___ Stored data ___

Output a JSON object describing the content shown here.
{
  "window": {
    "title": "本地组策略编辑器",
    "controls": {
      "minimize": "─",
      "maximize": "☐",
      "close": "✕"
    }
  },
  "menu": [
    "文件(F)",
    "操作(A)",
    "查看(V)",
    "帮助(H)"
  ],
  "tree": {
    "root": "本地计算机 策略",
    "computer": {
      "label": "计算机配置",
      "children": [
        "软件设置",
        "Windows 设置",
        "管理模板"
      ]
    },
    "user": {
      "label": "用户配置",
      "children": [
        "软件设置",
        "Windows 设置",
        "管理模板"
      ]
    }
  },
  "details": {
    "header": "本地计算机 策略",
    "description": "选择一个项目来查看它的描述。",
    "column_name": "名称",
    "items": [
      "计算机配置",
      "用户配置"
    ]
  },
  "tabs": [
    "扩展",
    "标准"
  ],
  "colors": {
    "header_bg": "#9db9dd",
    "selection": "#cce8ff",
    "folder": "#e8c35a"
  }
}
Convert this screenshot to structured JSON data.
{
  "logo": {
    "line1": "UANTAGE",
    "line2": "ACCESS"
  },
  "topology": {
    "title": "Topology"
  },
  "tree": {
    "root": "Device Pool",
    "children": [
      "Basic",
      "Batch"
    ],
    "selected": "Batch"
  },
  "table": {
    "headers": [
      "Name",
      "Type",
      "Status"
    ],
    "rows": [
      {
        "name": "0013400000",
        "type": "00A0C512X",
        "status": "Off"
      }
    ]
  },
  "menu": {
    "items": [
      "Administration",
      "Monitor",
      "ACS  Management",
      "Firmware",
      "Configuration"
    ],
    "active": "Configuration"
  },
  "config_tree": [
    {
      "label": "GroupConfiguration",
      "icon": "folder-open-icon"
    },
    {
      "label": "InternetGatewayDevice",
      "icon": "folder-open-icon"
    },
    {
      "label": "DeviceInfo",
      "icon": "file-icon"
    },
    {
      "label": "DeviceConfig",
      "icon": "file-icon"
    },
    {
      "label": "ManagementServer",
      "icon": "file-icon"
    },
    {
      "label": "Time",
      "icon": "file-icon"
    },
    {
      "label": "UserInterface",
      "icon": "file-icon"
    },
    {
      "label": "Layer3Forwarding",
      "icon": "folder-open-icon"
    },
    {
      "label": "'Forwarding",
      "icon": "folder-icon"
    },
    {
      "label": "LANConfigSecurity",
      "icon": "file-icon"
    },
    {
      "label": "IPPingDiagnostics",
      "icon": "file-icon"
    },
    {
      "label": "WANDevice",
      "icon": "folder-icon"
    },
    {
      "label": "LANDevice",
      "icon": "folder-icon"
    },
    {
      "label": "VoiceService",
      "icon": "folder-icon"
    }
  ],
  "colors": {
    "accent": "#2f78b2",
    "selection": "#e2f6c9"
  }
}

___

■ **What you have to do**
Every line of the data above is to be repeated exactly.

■ **Written response**
Output a JSON object describing the content shown here.
{
  "window": {
    "title": "本地组策略编辑器",
    "controls": {
      "minimize": "─",
      "maximize": "☐",
      "close": "✕"
    }
  },
  "menu": [
    "文件(F)",
    "操作(A)",
    "查看(V)",
    "帮助(H)"
  ],
  "tree": {
    "root": "本地计算机 策略",
    "computer": {
      "label": "计算机配置",
      "children": [
        "软件设置",
        "Windows 设置",
        "管理模板"
      ]
    },
    "user": {
      "label": "用户配置",
      "children": [
        "软件设置",
        "Windows 设置",
        "管理模板"
      ]
    }
  },
  "details": {
    "header": "本地计算机 策略",
    "description": "选择一个项目来查看它的描述。",
    "column_name": "名称",
    "items": [
      "计算机配置",
      "用户配置"
    ]
  },
  "tabs": [
    "扩展",
    "标准"
  ],
  "colors": {
    "header_bg": "#9db9dd",
    "selection": "#cce8ff",
    "folder": "#e8c35a"
  }
}
Convert this screenshot to structured JSON data.
{
  "logo": {
    "line1": "UANTAGE",
    "line2": "ACCESS"
  },
  "topology": {
    "title": "Topology"
  },
  "tree": {
    "root": "Device Pool",
    "children": [
      "Basic",
      "Batch"
    ],
    "selected": "Batch"
  },
  "table": {
    "headers": [
      "Name",
      "Type",
      "Status"
    ],
    "rows": [
      {
        "name": "0013400000",
        "type": "00A0C512X",
        "status": "Off"
      }
    ]
  },
  "menu": {
    "items": [
      "Administration",
      "Monitor",
      "ACS  Management",
      "Firmware",
      "Configuration"
    ],
    "active": "Configuration"
  },
  "config_tree": [
    {
      "label": "GroupConfiguration",
      "icon": "folder-open-icon"
    },
    {
      "label": "InternetGatewayDevice",
      "icon": "folder-open-icon"
    },
    {
      "label": "DeviceInfo",
      "icon": "file-icon"
    },
    {
      "label": "DeviceConfig",
      "icon": "file-icon"
    },
    {
      "label": "ManagementServer",
      "icon": "file-icon"
    },
    {
      "label": "Time",
      "icon": "file-icon"
    },
    {
      "label": "UserInterface",
      "icon": "file-icon"
    },
    {
      "label": "Layer3Forwarding",
      "icon": "folder-open-icon"
    },
    {
      "label": "'Forwarding",
      "icon": "folder-icon"
    },
    {
      "label": "LANConfigSecurity",
      "icon": "file-icon"
    },
    {
      "label": "IPPingDiagnostics",
      "icon": "file-icon"
    },
    {
      "label": "WANDevice",
      "icon": "folder-icon"
    },
    {
      "label": "LANDevice",
      "icon": "folder-icon"
    },
    {
      "label": "VoiceService",
      "icon": "folder-icon"
    }
  ],
  "colors": {
    "accent": "#2f78b2",
    "selection": "#e2f6c9"
  }
}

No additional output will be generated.